Clinton agreed to talk with the Black Lives Matter representatives after the forum, and while the activists described the meeting in subsequent media appearances, footage of the discussion was not released, until now. On Monday night two of the activists, Daunasia Yancey and Julius Jones, appeared on MSNBC, and GOOD Magazine posted two videos that show how Clinton responded when challenged on her response to the movement, and the Clinton administration’s role in promoting mass incarceration.
The exchange centered on the 1994 Violent Crime and Law Enforcement Act, the largest crime bill in history, which included $9.7 billion in funding for prisons. The First Lady helped lobby Congress to get the bill passed, and as GOOD notes, during the Clinton years the number of inmates in federal prisons almost doubled.
Clinton’s exchange with the activists was respectful, but there were some tense moments. The first video starts with Jones spending three minutes going over America’s history of violence toward black people, ending with Clinton’s role in perpetuating mass incarceration. He concluded with a thoughtful question on what that means to Clinton personally — “Now, they may have been unintended consequences, but now that you understand the consequences, what in your heart has changed that’s going to change the direction of the country?” he asked — and a Clinton aide interrupted before she could answer.
Clinton started off with a standard politician answer, recapping her lifelong advocacy for minority children, then offered some insight into how she wants to frame the issue on the campaign trail. “Once you say that this country has still not recovered from its original sin, which is true, the next question by people who are on the sidelines, which is the vast majority of Americans, is ‘So, what do you want me to do about it?’” she said. “I’m trying to put together in a way that I can explain it and I can sell it, because in politics if you can’t explain it and you can’t sell it, it stays on the shelf.”
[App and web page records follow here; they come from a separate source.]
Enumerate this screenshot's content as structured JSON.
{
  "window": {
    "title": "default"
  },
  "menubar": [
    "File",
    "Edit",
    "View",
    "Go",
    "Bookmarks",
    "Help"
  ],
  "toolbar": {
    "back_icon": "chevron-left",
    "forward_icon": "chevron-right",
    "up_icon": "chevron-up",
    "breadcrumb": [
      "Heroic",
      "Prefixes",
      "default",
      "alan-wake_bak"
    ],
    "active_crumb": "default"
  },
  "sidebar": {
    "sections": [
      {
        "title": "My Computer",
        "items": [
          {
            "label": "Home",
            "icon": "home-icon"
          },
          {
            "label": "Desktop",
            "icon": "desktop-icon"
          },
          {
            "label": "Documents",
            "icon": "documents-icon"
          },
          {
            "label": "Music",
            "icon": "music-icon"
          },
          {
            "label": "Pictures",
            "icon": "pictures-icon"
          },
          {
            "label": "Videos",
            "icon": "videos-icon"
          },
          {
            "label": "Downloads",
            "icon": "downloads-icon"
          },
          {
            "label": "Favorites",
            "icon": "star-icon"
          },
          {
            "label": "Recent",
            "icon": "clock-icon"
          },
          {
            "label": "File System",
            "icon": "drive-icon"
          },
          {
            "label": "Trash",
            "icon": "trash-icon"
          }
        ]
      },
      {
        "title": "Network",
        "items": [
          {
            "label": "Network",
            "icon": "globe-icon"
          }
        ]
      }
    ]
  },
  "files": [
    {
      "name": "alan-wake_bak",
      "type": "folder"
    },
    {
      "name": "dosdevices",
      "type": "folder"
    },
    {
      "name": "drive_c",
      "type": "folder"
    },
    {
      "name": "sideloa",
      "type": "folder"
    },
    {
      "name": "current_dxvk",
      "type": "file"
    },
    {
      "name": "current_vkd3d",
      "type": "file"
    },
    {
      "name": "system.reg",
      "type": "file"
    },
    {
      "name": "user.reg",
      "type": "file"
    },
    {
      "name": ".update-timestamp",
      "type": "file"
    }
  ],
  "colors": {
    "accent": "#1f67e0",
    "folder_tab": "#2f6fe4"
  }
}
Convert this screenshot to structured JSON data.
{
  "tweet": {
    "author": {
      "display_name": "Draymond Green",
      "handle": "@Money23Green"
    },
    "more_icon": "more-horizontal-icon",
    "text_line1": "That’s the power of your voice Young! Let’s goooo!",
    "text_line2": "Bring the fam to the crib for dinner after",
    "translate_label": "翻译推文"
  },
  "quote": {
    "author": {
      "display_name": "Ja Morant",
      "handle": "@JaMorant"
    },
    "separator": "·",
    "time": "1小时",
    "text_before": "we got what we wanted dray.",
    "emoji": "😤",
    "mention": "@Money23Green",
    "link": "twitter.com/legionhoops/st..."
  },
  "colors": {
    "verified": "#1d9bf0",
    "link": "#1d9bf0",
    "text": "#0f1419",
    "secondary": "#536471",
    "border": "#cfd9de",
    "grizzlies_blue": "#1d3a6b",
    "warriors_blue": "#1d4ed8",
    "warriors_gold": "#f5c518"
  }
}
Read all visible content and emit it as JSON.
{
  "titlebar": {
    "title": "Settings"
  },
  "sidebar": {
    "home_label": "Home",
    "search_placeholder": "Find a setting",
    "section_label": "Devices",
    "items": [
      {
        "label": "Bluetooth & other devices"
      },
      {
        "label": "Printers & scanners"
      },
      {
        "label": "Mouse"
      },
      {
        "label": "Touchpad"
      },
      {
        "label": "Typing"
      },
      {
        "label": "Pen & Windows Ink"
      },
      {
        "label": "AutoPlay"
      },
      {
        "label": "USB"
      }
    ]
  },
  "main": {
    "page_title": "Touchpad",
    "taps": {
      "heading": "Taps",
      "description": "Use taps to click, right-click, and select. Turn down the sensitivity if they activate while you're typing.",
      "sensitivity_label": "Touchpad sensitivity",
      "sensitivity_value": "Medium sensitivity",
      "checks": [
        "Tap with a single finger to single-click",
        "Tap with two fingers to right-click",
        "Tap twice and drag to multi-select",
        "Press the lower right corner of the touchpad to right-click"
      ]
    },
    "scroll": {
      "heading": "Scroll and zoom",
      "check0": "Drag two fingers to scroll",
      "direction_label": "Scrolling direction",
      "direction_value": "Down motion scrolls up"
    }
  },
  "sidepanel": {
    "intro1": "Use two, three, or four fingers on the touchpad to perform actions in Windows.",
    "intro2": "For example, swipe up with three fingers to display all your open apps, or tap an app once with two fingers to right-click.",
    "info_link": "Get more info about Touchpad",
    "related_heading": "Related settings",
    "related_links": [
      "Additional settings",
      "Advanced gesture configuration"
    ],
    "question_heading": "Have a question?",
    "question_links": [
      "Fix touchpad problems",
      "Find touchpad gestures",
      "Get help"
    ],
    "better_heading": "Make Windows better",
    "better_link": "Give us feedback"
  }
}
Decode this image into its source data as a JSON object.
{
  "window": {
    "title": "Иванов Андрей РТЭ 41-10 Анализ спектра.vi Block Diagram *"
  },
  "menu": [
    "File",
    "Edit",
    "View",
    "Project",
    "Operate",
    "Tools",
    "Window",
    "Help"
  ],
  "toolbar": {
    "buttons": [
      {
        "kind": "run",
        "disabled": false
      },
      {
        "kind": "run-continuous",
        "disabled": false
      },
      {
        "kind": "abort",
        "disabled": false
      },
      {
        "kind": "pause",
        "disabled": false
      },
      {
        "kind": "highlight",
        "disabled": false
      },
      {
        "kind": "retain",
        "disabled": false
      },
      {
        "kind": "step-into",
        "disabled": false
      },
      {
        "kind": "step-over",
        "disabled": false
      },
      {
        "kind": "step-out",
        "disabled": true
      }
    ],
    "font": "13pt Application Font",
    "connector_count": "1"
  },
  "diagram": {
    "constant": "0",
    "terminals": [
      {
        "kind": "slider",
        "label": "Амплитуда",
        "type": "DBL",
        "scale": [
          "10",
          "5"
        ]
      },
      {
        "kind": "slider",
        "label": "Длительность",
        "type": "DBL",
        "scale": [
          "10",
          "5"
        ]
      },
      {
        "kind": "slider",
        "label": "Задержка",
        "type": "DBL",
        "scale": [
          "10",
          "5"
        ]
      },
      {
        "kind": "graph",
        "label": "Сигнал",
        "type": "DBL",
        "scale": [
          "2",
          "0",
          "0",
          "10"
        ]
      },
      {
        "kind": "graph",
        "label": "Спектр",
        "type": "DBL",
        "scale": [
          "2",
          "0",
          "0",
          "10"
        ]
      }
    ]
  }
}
She added that a specific agenda is crucial because “you can get lip service from as many white people you can pack into Yankee Stadium and a million more like it who are going to say, ‘We get it, we get it. We are going to be nicer.’ That’s not enough, at least in my book.”
Things got more tense in the second clip, as Jones objected to Clinton suggesting that Black Lives Matter needs to have clearer policy goals to get the rest of the country onboard. “I say this as respectfully as I can: If you don’t tell black people what we need to do, then we won’t tell you all what you need to do,” Jones said, adding that “this is and has always been a white problem of violence” and there isn’t much black people can do to stop it.
“Respectfully, if that is your position, then I will talk only to white people about how we are going to deal with the very real problems,” Clinton snapped. Jones said it’s a “form of victim blaming” for Clinton to tell Black Lives Matter what it “needs to do to change white hearts.” While Clinton avoided opening up about her personal culpability in America’s race problem, that provoked a passionate explanation of how she sees politics:
Look, I don’t believe you change hearts. I believe you change laws, you change allocation of resources, you change the way systems operate. You’re not gonna change every heart. You’re not. But at the end of the day we can do a whole lot to change some hearts and change some systems and create more opportunities for people who deserve to have them to live up to their own God-given potential … You can keep the movement going, which you have started, and through it you may actually change some hearts. But if that’s all that happens, we’ll be back here in ten years having the same conversation.
In an interview with Melissa Harris-Perry, Yancey said they were looking for a personal reflection from Clinton, so “her response really targeting on policy wasn’t sufficient for us.” She’ll likely get another chance to answer. “I would say that all the presidential candidates this year can definitely expect to be challenged on this issue,” Yancey said.